» **Task brief**: Keep the wording of the records intact as you retype them, and omit every image.

----- Records provided

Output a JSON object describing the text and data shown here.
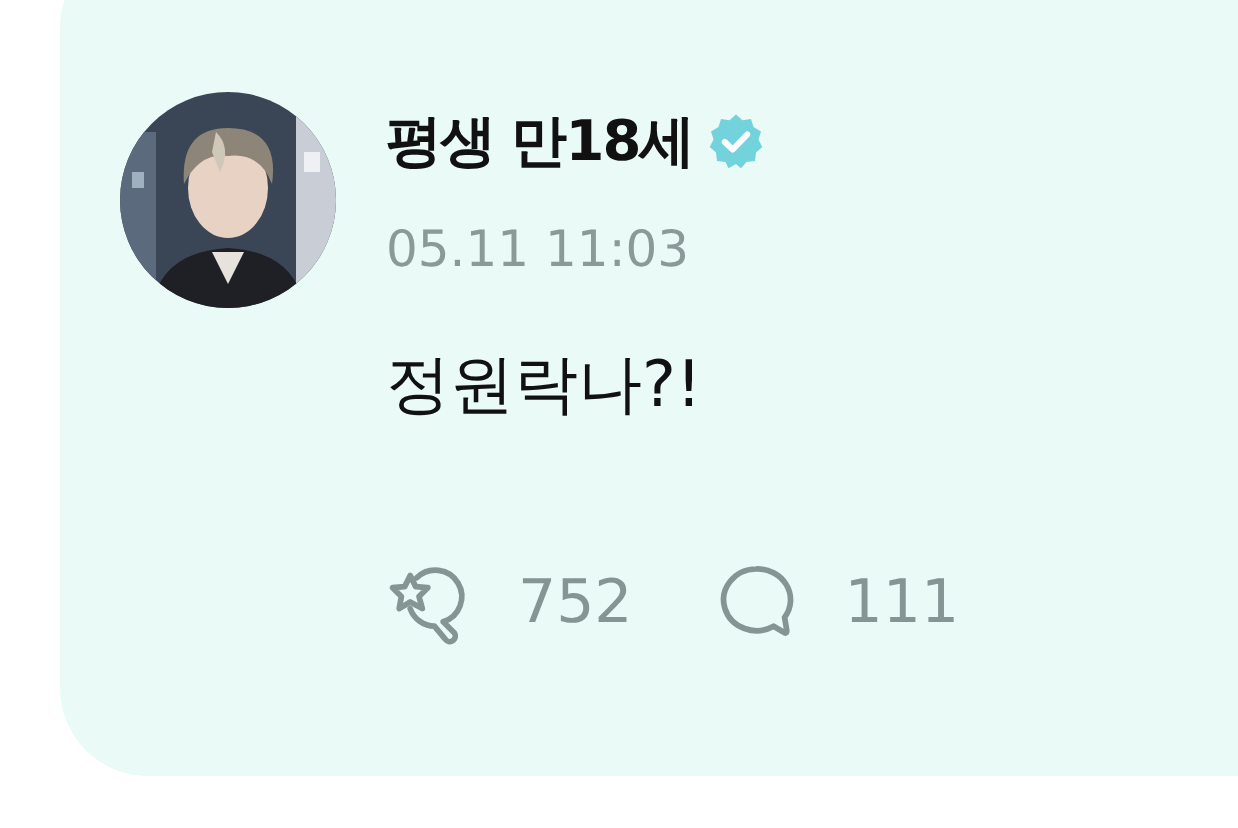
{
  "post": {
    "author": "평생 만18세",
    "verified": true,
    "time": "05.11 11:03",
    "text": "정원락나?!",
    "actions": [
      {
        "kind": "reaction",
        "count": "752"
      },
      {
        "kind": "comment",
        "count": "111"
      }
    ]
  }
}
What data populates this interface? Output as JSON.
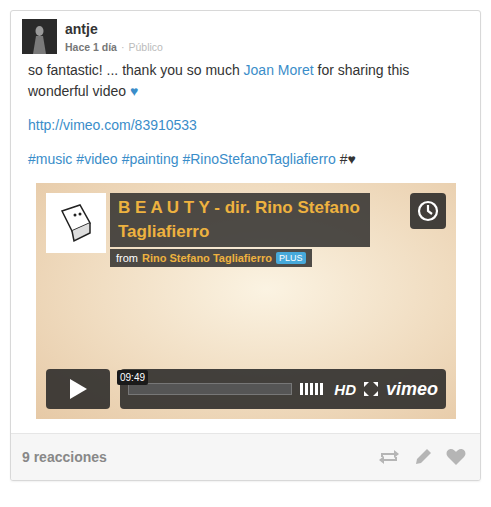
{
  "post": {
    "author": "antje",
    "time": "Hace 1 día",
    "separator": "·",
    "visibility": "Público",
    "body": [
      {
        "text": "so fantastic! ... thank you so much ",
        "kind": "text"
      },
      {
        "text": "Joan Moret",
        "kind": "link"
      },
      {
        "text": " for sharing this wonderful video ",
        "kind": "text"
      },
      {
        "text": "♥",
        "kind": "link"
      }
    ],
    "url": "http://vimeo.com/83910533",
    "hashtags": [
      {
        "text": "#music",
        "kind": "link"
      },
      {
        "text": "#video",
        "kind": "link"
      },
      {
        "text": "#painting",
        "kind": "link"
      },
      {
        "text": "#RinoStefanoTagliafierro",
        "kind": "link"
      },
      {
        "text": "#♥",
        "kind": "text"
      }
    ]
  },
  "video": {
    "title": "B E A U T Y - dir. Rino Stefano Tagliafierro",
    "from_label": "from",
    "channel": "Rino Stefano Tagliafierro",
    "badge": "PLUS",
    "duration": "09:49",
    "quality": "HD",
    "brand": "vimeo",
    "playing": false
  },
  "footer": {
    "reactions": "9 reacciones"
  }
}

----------

» **Task solution**:
Output a JSON object describing the text and data shown here.
{
  "post": {
    "author": "평생 만18세",
    "verified": true,
    "time": "05.11 11:03",
    "text": "정원락나?!",
    "actions": [
      {
        "kind": "reaction",
        "count": "752"
      },
      {
        "kind": "comment",
        "count": "111"
      }
    ]
  }
}
What data populates this interface? Output as JSON.
{
  "post": {
    "author": "antje",
    "time": "Hace 1 día",
    "separator": "·",
    "visibility": "Público",
    "body": [
      {
        "text": "so fantastic! ... thank you so much ",
        "kind": "text"
      },
      {
        "text": "Joan Moret",
        "kind": "link"
      },
      {
        "text": " for sharing this wonderful video ",
        "kind": "text"
      },
      {
        "text": "♥",
        "kind": "link"
      }
    ],
    "url": "http://vimeo.com/83910533",
    "hashtags": [
      {
        "text": "#music",
        "kind": "link"
      },
      {
        "text": "#video",
        "kind": "link"
      },
      {
        "text": "#painting",
        "kind": "link"
      },
      {
        "text": "#RinoStefanoTagliafierro",
        "kind": "link"
      },
      {
        "text": "#♥",
        "kind": "text"
      }
    ]
  },
  "video": {
    "title": "B E A U T Y - dir. Rino Stefano Tagliafierro",
    "from_label": "from",
    "channel": "Rino Stefano Tagliafierro",
    "badge": "PLUS",
    "duration": "09:49",
    "quality": "HD",
    "brand": "vimeo",
    "playing": false
  },
  "footer": {
    "reactions": "9 reacciones"
  }
}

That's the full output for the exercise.